Aside from these rewards, Happi also empowers survey takers to force the brands that want to talk to them to support their cause. The cause can be a registered charity, a team, a club, any group or cause people care about. “We only have one rule: No hate, no harm. We won’t allow groups that promote hatred or destruction of any kind on Happi. Other than that, all welcome,” he adds.
With these material and emotional rewards for a fast, free easy act, taking a five-question survey, easily done in a minute, is no longer an issue for 18-24 year olds.
And this enables brands to understand, engage, and converse with young consumers in the developing world faster, easier and cheaper. Happi conducted a survey for Google which gathered over 50,000 responses from over 1500 students at 17 campuses in two countries in 4 days.
Happi develops deep profiles of each user which enables clients to save time and money by effective targeting of questions to segments. Questions posted one evening typically receive over 300 responses by lunch the following day and can be targeted to people by age, gender, nationality, location, the prizes they have tried to win, and their responses to previous questions.
Prices range from $1 per response for low volume ad hoc surveys to $0.50 per responses in subscriptions.
It is now being used in Singapore and Manila with roughly 10,000 users in each location, and will have partners and users in every country in Asia by the end of this year. Since January 2016, Happi has processed over 2.5 million survey responses from 18-25 year olds in Singapore and Manila. Happi will also have selected countries in Latin America, Eastern Europe, Africa and the Middle East covered by April of next year.

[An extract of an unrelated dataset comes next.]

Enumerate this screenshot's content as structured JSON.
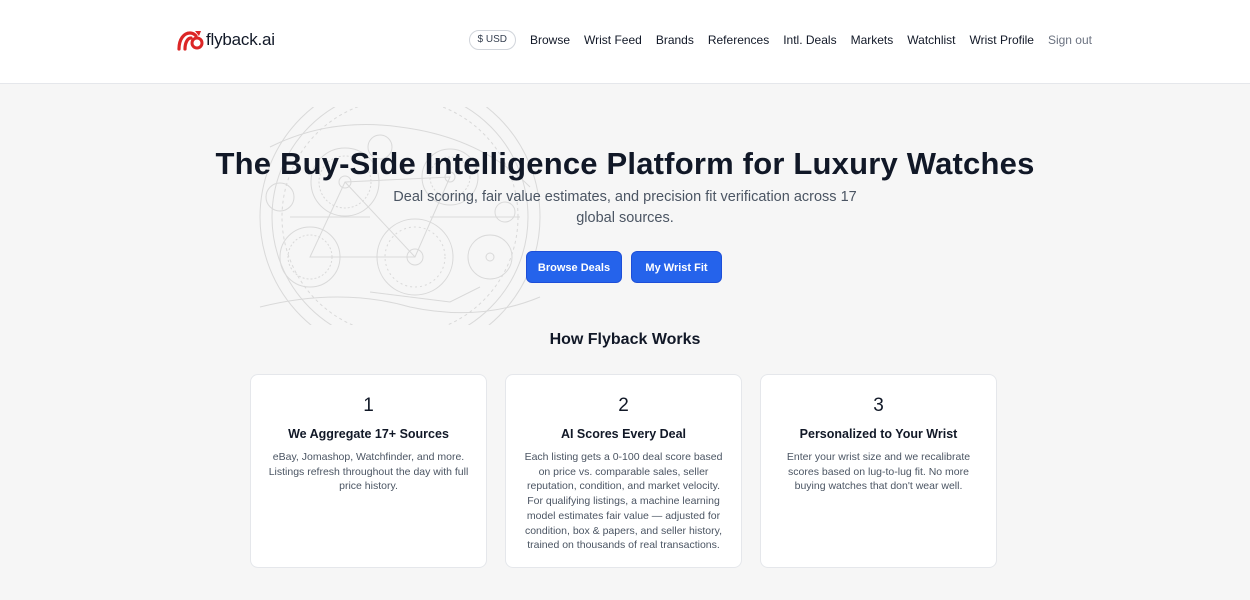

“Brands need growth and these are the markets which offer the greatest demographic and income growth. The combination of young populations and rising incomes makes these markets very important for global brands and we want to be their conduit to young consumers in these countries,” says Lipper.

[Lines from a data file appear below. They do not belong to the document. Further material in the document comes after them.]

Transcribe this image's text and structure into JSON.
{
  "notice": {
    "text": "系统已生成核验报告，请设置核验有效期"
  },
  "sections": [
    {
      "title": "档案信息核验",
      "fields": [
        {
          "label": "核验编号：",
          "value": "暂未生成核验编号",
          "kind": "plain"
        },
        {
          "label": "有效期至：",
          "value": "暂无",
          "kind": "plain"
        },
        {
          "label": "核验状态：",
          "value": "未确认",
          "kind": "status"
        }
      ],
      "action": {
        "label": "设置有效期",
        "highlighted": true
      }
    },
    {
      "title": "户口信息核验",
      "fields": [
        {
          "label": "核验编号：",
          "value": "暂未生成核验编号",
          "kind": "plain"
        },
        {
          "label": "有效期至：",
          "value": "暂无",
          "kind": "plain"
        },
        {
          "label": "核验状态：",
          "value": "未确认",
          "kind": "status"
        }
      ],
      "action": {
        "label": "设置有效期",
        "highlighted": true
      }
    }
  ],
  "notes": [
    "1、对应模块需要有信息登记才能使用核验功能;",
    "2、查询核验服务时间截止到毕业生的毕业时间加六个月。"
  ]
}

Not without challenges
While Happi has been successful in terms of engaging respondents, Lipper identifies three main challenges he has had to deal with. First, getting brands to take a look at what they are doing. “We take a very unconventional approach to market research. People who have been doing it the conventional way or 30 years take some time to warm up to our approach.” Lipper says.
Second, global brands want to do just that – be global. “They do not want to use a tool just in Manila or just in Singapore. And so our first year was all about proving that the value proposition and the application works, our mission now is to provide the global scope our clients need.”
Finally, every country is different from legal and cultural perspectives. “We need to localize our approach in each country. This is why we need strong local partners.”
Your “why” must inspire you first
Lipper muses, “Employment offers the illusion of security. Entrepreneurship offers the illusion of control. Both are illusions. We are never secure, we are never fully in control. If you find that you are more comfortable with the control illusion, then be prepared for lots of challenges and make sure you truly believe in why you are taking the hard route.
“For me, that’s my source of energy and inspiration. When the challenges seem great, I remind myself of our ‘Everyone Wins’ mantra and feel that the world needs a business like this.”
Every day for the past 18 months, Lipper has worn a black shirt with a Happi logo on front and “Everyone Wins” on the back, as a reminder to himself and all around that, when everyone wins, everybody is, well, Happi.